Caltech is exploring paths to decarbonizing electricity and thermal systems. Technicians have completed thermal and air-handling studies of campus buildings. Modernizing and decarbonizing the campus will turn from study to action, with a goal of bringing significant change to Caltech utility systems while supporting all research and academic needs.
In a collaborative effort with 32 other leading U.S. institutions, Caltech helped launch the Billion Dollar Green Challenge, an initiative to invest a cumulative total of one billion dollars to fund energy-efficiency upgrades on campuses across the country. Caltech was the first institution to make the commitment to use a self-managed green revolving fund for sustainability improvements as part of the challenge.
Caltech's green revolving loan fund is called the Caltech Energy Conservation Investment Program (CECIP). CECIP is the process by which capital to implement energy conservation measures is borrowed from the endowment and, through a rigorous system of measurement and verification, savings are moved from the utility budget back to the endowment.
CECIP has contributed to campus utility savings of nearly $20 million over the past decade.
Electricity Consumption and Greenhouse Gas Emissions
Total electricity consumption declined 5 percent between 2016 and 2021. However, power use in 2021 was 5 percent higher than in 2020, with the return of many employees to campus and the opening of the new Chen Neuroscience Research Building. Green building practices and utility infrastructure improvements contributed to a decrease of 3 percent in the amount of energy used in buildings per square foot, which reached its lowest level since 2015.

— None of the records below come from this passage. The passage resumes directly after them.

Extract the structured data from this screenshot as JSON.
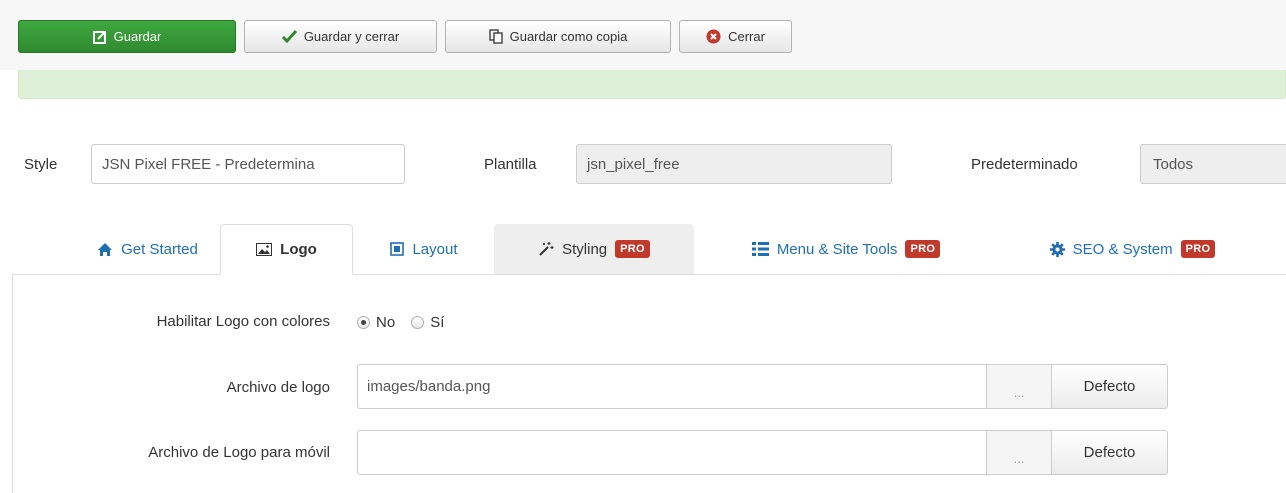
{
  "toolbar": {
    "save_label": "Guardar",
    "save_close_label": "Guardar y cerrar",
    "save_copy_label": "Guardar como copia",
    "close_label": "Cerrar"
  },
  "form_header": {
    "style_label": "Style",
    "style_value": "JSN Pixel FREE - Predetermina",
    "template_label": "Plantilla",
    "template_value": "jsn_pixel_free",
    "default_label": "Predeterminado",
    "default_value": "Todos"
  },
  "tabs": [
    {
      "label": "Get Started",
      "icon": "home-icon"
    },
    {
      "label": "Logo",
      "icon": "image-icon",
      "active": true
    },
    {
      "label": "Layout",
      "icon": "layout-icon"
    },
    {
      "label": "Styling",
      "icon": "magic-wand-icon",
      "badge": "PRO"
    },
    {
      "label": "Menu & Site Tools",
      "icon": "list-icon",
      "badge": "PRO"
    },
    {
      "label": "SEO & System",
      "icon": "gear-icon",
      "badge": "PRO"
    }
  ],
  "logo_settings": {
    "color_logo_label": "Habilitar Logo con colores",
    "option_no": "No",
    "option_yes": "Sí",
    "selected": "No",
    "logo_file_label": "Archivo de logo",
    "logo_file_value": "images/banda.png",
    "mobile_logo_label": "Archivo de Logo para móvil",
    "mobile_logo_value": "",
    "browse_label": "...",
    "default_button_label": "Defecto"
  },
  "colors": {
    "save_green": "#2f8a2f",
    "message_green": "#dff0d8",
    "link_blue": "#1f6fb5",
    "pro_badge_red": "#c0392b"
  }
}
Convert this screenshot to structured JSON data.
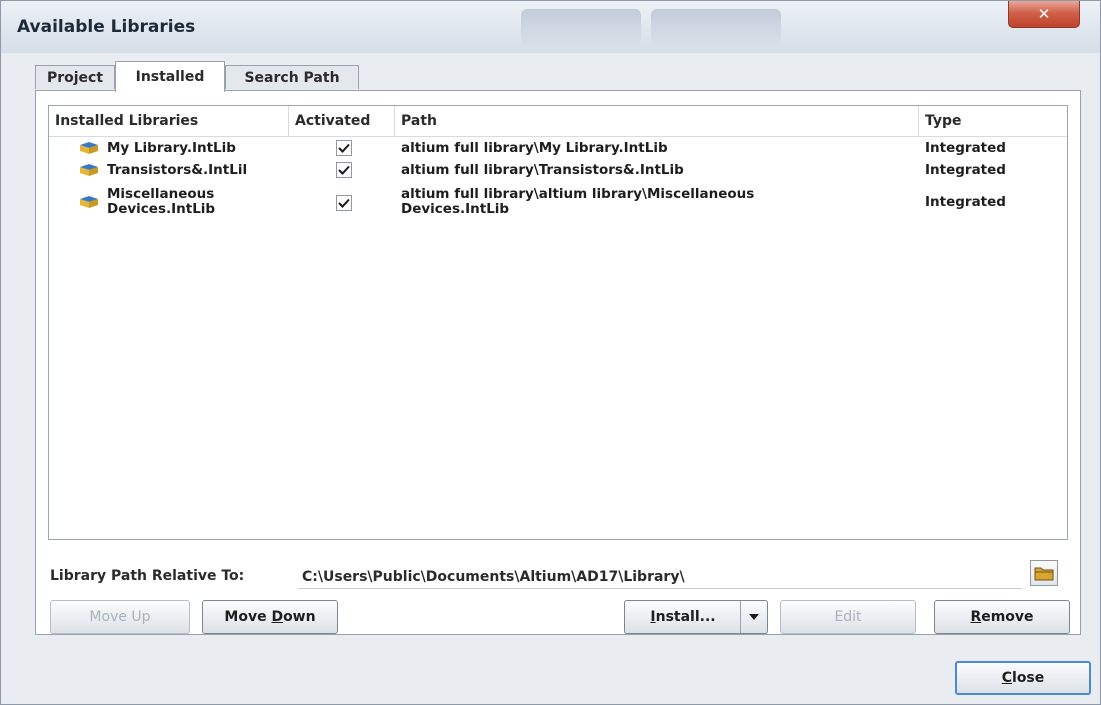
{
  "window": {
    "title": "Available Libraries",
    "close_glyph": "✕"
  },
  "tabs": [
    {
      "label": "Project",
      "active": false
    },
    {
      "label": "Installed",
      "active": true
    },
    {
      "label": "Search Path",
      "active": false
    }
  ],
  "table": {
    "columns": [
      "Installed Libraries",
      "Activated",
      "Path",
      "Type"
    ],
    "rows": [
      {
        "name": "My Library.IntLib",
        "activated": true,
        "path": "altium full library\\My Library.IntLib",
        "type": "Integrated"
      },
      {
        "name": "Transistors&.IntLil",
        "activated": true,
        "path": "altium full library\\Transistors&.IntLib",
        "type": "Integrated"
      },
      {
        "name": "Miscellaneous\nDevices.IntLib",
        "activated": true,
        "path": "altium full library\\altium library\\Miscellaneous\nDevices.IntLib",
        "type": "Integrated"
      }
    ]
  },
  "library_path": {
    "label": "Library Path Relative To:",
    "value": "C:\\Users\\Public\\Documents\\Altium\\AD17\\Library\\"
  },
  "buttons": {
    "move_up": {
      "label": "Move Up",
      "disabled": true
    },
    "move_down": {
      "label_pre": "Move ",
      "label_u": "D",
      "label_post": "own"
    },
    "install": {
      "label_pre": "",
      "label_u": "I",
      "label_post": "nstall..."
    },
    "edit": {
      "label": "Edit",
      "disabled": true
    },
    "remove": {
      "label_pre": "",
      "label_u": "R",
      "label_post": "emove"
    },
    "close": {
      "label_pre": "",
      "label_u": "C",
      "label_post": "lose"
    }
  },
  "colors": {
    "accent": "#4a8ad0",
    "icon_yellow": "#e6b63a",
    "icon_blue": "#3b78c4"
  },
  "icons": {
    "library": "library-book-icon",
    "folder": "folder-icon",
    "check": "checkmark-icon",
    "dropdown": "chevron-down-icon"
  }
}
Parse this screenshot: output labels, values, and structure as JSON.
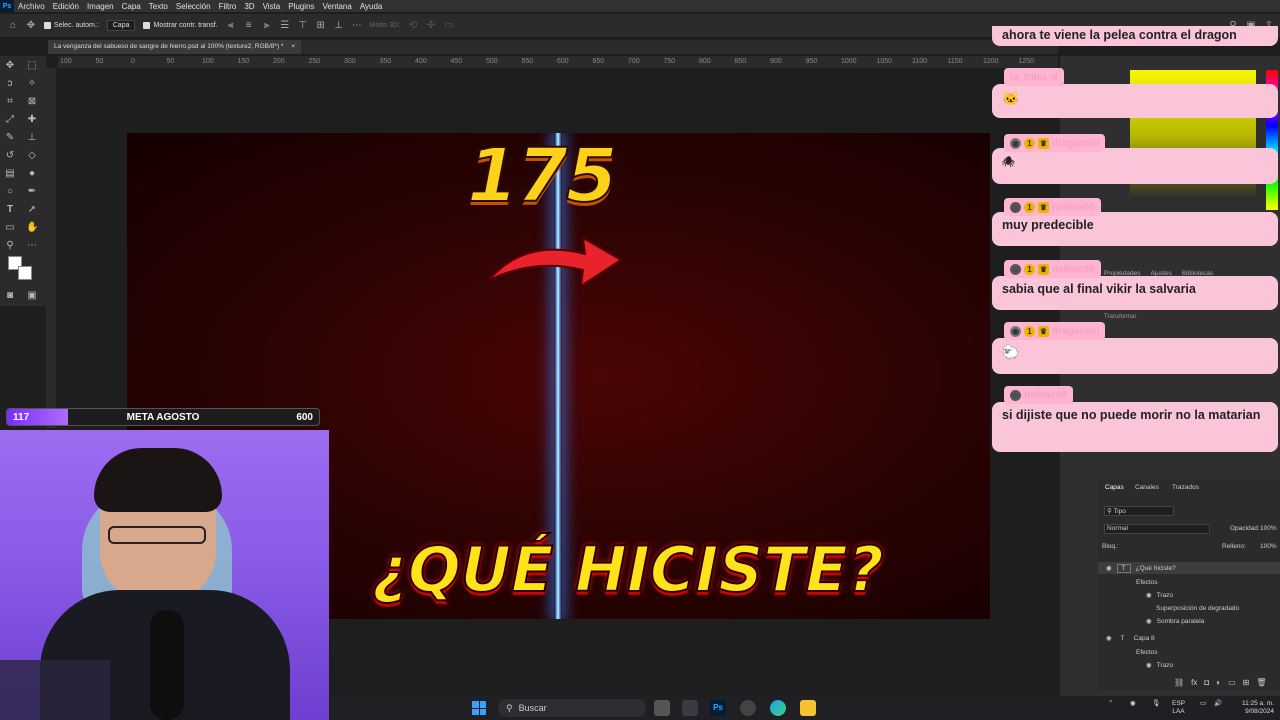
{
  "app": {
    "menu": [
      "Archivo",
      "Edición",
      "Imagen",
      "Capa",
      "Texto",
      "Selección",
      "Filtro",
      "3D",
      "Vista",
      "Plugins",
      "Ventana",
      "Ayuda"
    ],
    "ps_logo": "Ps"
  },
  "options": {
    "auto_select": "Selec. autom.:",
    "layer_select": "Capa",
    "show_transform": "Mostrar contr. transf.",
    "mode_3d": "Modo 3D:"
  },
  "document": {
    "tab_title": "La venganza del sabueso de sangre de hierro.psd al 100% (texture2, RGB/8*) *"
  },
  "ruler": [
    "100",
    "50",
    "0",
    "50",
    "100",
    "150",
    "200",
    "250",
    "300",
    "350",
    "400",
    "450",
    "500",
    "550",
    "600",
    "650",
    "700",
    "750",
    "800",
    "850",
    "900",
    "950",
    "1000",
    "1050",
    "1100",
    "1150",
    "1200",
    "1250"
  ],
  "canvas": {
    "number": "175",
    "headline": "¿QUÉ HICISTE?"
  },
  "goal": {
    "current": "117",
    "label": "META AGOSTO",
    "target": "600",
    "progress": 0.195
  },
  "chat": {
    "top_partial": "ahora te viene la pelea contra el dragon",
    "messages": [
      {
        "user": "la_tribu_d",
        "text": ""
      },
      {
        "user": "dragaoxel",
        "text": ""
      },
      {
        "user": "nellme08",
        "text": "muy predecible"
      },
      {
        "user": "nellme08",
        "text": "sabia que al final vikir la salvaria"
      },
      {
        "user": "dragaoxel",
        "text": ""
      },
      {
        "user": "nellme08",
        "text": "si dijiste que no puede morir no la matarian"
      }
    ]
  },
  "panels": {
    "tabs_props": [
      "Propiedades",
      "Ajustes",
      "Bibliotecas"
    ],
    "transform_label": "Transformar",
    "layers_tabs": [
      "Capas",
      "Canales",
      "Trazados"
    ],
    "filter_kind": "Tipo",
    "blend_mode": "Normal",
    "opacity_label": "Opacidad:",
    "opacity_value": "100%",
    "lock_label": "Bloq.:",
    "fill_label": "Relleno:",
    "fill_value": "100%",
    "layers": [
      {
        "name": "¿Qué hiciste?",
        "type": "text"
      },
      {
        "name": "Efectos",
        "type": "fx"
      },
      {
        "name": "Trazo",
        "type": "effect"
      },
      {
        "name": "Superposición de degradado",
        "type": "effect"
      },
      {
        "name": "Sombra paralela",
        "type": "effect"
      },
      {
        "name": "Capa 8",
        "type": "text"
      },
      {
        "name": "Efectos",
        "type": "fx"
      },
      {
        "name": "Trazo",
        "type": "effect"
      }
    ]
  },
  "taskbar": {
    "search_placeholder": "Buscar",
    "lang": "ESP",
    "lang_sub": "LAA",
    "time": "11:25 a. m.",
    "date": "9/08/2024"
  },
  "colors": {
    "chat_bubble": "#fac4d9",
    "goal_fill": "#7a2cff",
    "headline": "#ffe21a"
  }
}
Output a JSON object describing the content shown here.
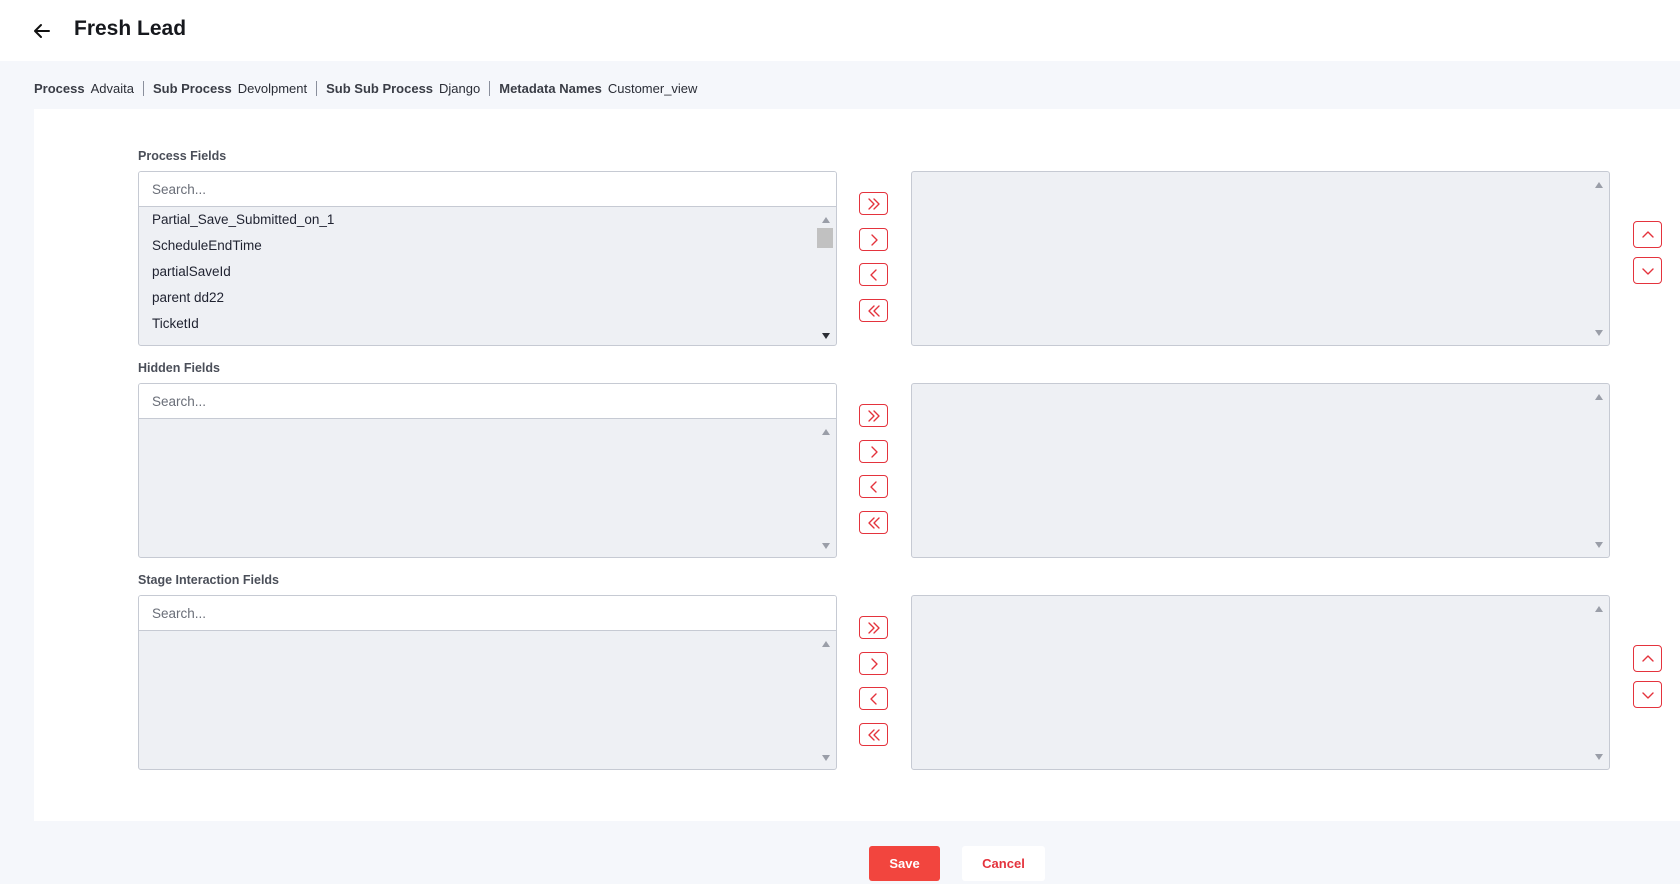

Predictably, Caltech emissions rose between 2020 and 2021 as campus activities resumed. Total greenhouse gas emissions have decreased 29 percent between 2008 and 2021. Caltech has incentivized more sustainable commuting practices, reduced Institute-funded air travel, and reduced how much energy its buildings require. Building operation and the energy generation that supports it are the greatest sources of emissions.
Research Leadership: Managed Electric Vehicle Charging Technology
Professor Steven Low’s NetLab research laboratory invented smart technology for charging many electric vehicles simultaneously while optimizing power flow. Low's graduate student Zach Lee commercialized the technology through startup PowerFlex Systems, working with Hilton, Google, JPL, and Caltech. PowerFlex was acquired in 2019 by EDF Renewables North America. Low is Caltech's Frank J. Gilloon Professor of Computing and Mathematical Sciences and Electrical Engineering.